* **What to produce**
Find how many lines in the entries below carry the word "JSON" and answer with only that figure.

========

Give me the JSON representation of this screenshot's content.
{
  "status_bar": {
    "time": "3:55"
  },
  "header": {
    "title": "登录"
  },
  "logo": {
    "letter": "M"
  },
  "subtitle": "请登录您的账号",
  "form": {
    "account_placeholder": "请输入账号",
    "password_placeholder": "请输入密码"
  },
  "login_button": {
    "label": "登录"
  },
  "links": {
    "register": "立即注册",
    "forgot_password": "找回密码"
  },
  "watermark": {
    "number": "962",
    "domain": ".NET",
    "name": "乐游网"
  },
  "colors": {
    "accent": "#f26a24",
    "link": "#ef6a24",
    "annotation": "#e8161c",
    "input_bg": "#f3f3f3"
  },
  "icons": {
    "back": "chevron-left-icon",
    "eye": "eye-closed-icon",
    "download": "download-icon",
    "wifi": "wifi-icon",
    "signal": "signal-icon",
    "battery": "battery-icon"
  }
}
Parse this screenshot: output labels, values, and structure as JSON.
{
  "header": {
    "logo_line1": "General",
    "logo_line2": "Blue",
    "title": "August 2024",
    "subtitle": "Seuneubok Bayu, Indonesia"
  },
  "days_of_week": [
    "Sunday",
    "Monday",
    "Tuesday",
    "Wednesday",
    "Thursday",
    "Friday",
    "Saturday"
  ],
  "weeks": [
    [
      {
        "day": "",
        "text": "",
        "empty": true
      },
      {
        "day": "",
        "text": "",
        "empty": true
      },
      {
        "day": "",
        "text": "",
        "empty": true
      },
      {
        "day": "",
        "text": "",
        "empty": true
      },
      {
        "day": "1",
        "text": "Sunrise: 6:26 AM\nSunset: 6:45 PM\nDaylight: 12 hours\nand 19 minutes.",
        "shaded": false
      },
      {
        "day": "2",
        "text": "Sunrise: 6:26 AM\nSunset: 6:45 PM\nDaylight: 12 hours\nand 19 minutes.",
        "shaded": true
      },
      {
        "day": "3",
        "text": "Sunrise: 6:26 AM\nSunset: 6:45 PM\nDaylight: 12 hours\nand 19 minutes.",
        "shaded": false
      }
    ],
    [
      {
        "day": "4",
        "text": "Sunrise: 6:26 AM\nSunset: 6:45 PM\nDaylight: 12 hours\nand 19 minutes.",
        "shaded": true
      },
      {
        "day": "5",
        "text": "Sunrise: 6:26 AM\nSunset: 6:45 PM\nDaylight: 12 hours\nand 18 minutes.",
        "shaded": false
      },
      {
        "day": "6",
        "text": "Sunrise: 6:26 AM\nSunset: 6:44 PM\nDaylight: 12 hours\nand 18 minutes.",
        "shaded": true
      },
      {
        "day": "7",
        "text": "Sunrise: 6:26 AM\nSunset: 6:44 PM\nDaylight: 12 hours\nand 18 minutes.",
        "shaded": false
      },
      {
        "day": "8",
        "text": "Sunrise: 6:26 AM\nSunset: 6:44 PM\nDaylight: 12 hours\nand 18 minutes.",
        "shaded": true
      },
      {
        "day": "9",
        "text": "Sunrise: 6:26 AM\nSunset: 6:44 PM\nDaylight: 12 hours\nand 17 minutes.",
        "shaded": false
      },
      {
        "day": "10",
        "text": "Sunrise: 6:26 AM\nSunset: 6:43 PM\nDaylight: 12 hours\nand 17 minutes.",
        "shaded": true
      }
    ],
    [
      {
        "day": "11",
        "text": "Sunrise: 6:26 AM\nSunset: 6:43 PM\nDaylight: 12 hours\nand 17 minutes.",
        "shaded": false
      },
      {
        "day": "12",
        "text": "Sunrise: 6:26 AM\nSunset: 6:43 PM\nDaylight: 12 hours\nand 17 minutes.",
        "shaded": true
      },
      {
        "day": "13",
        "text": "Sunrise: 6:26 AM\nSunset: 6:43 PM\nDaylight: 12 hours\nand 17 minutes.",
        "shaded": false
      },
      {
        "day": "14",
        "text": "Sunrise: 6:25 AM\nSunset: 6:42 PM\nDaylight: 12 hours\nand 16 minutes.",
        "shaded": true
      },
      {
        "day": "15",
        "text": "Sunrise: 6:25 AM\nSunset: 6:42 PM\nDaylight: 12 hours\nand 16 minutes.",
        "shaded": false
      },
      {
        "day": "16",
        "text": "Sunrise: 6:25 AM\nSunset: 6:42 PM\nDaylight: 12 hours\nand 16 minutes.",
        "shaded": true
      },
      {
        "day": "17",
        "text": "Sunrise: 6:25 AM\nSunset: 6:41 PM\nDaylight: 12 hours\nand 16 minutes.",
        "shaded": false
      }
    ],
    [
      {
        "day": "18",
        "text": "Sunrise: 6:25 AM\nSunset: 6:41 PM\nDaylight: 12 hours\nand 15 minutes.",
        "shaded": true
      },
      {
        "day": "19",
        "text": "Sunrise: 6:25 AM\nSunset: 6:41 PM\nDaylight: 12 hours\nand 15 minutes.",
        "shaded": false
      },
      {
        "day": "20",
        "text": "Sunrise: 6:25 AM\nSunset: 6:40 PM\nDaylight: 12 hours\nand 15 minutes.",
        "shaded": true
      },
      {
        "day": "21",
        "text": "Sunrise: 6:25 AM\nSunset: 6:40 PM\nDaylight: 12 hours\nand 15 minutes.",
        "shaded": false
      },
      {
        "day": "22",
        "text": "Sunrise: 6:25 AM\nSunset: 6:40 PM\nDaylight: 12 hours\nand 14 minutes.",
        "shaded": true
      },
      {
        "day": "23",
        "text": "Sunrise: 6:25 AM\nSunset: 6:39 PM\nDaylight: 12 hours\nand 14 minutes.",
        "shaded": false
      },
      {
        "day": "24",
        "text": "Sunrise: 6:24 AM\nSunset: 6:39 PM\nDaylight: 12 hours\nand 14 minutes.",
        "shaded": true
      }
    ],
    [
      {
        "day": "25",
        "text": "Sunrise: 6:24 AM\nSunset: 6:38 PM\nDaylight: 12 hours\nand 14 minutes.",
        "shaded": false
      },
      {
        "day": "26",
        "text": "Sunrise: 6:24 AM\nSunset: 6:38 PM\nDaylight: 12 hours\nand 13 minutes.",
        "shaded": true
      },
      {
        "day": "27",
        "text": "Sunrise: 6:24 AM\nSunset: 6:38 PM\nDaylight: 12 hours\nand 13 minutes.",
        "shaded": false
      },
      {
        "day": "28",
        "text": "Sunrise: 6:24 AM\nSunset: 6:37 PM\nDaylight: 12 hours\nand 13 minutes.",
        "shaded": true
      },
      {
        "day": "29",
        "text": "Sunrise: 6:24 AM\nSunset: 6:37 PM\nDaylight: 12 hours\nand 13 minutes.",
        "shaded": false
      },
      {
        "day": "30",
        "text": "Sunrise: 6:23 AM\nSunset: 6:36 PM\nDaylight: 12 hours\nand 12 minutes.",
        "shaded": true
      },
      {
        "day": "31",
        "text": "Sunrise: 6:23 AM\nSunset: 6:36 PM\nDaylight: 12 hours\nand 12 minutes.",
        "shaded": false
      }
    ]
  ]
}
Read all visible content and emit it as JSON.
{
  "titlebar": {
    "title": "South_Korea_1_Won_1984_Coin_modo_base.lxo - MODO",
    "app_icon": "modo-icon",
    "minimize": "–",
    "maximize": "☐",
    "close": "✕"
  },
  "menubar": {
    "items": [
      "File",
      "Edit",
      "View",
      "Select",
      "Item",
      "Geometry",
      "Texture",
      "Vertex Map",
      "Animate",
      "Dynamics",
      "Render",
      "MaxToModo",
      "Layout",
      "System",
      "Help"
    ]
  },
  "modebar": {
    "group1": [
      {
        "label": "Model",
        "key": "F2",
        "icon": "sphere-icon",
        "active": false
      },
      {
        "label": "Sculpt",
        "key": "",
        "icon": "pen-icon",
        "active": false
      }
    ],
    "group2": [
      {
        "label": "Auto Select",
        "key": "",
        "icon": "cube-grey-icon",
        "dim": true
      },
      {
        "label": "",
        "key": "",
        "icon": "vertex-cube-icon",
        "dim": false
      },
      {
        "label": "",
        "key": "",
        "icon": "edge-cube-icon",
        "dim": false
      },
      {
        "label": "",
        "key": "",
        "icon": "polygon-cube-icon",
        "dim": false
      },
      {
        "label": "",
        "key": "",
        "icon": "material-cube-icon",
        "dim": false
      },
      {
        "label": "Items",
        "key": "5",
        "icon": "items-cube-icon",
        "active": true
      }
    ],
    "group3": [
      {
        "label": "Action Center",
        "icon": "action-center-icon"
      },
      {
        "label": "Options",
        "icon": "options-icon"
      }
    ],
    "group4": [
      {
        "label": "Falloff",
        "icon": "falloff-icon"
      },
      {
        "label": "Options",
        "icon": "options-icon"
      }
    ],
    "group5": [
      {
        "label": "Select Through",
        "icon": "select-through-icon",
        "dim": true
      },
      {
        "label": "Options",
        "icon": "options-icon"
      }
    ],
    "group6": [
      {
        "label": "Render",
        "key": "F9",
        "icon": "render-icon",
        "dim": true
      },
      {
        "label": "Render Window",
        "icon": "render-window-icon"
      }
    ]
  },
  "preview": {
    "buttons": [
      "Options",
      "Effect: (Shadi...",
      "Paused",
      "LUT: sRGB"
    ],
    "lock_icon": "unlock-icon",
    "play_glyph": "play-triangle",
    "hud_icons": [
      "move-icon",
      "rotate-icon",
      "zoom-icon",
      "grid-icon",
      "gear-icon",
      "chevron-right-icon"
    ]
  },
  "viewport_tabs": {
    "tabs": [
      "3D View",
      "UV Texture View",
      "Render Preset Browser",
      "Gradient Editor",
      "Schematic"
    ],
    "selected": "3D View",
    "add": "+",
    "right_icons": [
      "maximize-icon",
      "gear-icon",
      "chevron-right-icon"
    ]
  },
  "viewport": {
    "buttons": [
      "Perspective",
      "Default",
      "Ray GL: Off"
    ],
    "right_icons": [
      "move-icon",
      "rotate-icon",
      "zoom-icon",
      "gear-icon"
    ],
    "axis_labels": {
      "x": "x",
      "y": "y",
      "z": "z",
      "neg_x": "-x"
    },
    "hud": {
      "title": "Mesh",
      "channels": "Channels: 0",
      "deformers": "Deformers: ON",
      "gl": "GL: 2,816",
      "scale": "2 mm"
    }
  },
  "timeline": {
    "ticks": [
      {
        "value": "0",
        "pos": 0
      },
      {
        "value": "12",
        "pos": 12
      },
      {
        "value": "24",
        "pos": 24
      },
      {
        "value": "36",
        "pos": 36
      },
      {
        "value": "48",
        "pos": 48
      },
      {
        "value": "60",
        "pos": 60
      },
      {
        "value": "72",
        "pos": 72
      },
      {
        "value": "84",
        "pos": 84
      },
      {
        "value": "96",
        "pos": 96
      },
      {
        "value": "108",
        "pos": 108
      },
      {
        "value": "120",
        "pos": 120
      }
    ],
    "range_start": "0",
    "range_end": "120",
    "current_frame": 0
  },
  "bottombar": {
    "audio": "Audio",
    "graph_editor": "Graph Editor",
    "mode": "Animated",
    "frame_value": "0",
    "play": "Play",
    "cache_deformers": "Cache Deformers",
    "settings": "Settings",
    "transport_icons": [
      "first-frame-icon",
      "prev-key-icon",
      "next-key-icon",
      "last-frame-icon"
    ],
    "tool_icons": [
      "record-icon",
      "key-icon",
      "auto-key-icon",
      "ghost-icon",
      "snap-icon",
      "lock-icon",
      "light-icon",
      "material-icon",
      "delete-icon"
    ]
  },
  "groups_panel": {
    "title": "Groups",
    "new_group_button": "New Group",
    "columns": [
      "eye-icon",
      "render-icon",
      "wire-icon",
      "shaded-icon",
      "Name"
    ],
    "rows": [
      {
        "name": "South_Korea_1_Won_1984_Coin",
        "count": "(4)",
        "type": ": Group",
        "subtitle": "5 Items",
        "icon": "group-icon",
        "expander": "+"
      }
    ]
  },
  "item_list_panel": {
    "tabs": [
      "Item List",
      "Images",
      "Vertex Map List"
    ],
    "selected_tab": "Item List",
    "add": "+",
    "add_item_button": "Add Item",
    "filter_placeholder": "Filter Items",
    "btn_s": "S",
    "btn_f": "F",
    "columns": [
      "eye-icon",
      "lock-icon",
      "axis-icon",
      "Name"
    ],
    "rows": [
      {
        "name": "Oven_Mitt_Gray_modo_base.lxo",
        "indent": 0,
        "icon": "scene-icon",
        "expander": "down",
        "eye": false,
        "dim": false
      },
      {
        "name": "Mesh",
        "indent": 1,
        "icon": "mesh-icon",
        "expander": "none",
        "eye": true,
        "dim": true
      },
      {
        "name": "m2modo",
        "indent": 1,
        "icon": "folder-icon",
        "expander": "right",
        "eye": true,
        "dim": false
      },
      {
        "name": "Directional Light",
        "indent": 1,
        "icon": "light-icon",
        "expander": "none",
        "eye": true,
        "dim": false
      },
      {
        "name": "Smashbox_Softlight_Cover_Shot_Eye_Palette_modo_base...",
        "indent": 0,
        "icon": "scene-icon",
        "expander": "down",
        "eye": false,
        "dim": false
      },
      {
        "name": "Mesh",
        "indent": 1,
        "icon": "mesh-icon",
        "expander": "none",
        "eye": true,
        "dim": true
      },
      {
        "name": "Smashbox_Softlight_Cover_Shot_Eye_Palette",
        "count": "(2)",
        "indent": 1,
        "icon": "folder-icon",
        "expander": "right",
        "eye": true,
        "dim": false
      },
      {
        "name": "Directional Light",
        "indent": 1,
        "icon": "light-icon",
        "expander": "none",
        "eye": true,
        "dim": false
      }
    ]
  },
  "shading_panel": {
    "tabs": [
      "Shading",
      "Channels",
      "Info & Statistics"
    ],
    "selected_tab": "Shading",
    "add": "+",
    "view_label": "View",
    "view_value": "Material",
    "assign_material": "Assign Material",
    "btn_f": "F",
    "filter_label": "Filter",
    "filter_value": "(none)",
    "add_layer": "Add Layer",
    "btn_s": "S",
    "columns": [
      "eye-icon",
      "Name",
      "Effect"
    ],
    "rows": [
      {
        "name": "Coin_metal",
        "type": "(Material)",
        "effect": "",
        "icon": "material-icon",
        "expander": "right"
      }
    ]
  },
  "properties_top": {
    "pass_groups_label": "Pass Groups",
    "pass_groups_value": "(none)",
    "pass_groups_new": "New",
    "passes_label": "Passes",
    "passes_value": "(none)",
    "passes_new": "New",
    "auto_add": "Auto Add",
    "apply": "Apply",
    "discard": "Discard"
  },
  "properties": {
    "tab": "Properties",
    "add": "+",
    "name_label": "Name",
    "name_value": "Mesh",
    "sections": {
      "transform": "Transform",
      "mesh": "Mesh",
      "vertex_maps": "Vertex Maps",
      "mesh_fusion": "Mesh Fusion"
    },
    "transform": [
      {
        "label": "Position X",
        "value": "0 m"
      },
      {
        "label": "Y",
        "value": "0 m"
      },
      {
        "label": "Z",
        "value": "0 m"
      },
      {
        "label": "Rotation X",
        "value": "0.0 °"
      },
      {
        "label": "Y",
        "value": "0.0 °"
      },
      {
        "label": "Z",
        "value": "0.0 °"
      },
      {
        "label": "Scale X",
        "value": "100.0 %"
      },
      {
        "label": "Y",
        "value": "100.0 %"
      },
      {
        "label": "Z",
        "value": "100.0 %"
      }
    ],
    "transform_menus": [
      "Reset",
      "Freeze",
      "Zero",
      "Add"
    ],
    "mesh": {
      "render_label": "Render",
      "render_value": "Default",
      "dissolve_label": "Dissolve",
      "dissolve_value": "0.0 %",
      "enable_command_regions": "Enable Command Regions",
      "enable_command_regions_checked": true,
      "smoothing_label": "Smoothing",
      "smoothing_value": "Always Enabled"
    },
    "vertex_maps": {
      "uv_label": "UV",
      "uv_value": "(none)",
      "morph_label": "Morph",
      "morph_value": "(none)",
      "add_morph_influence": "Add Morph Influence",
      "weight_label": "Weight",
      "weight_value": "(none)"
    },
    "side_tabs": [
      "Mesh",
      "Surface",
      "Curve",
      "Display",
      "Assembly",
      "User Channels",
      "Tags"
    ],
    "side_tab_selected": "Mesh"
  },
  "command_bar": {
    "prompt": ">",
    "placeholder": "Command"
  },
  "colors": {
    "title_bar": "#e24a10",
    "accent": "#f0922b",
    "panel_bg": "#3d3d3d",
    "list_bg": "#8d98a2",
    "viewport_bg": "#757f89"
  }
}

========

* **Expected output**
3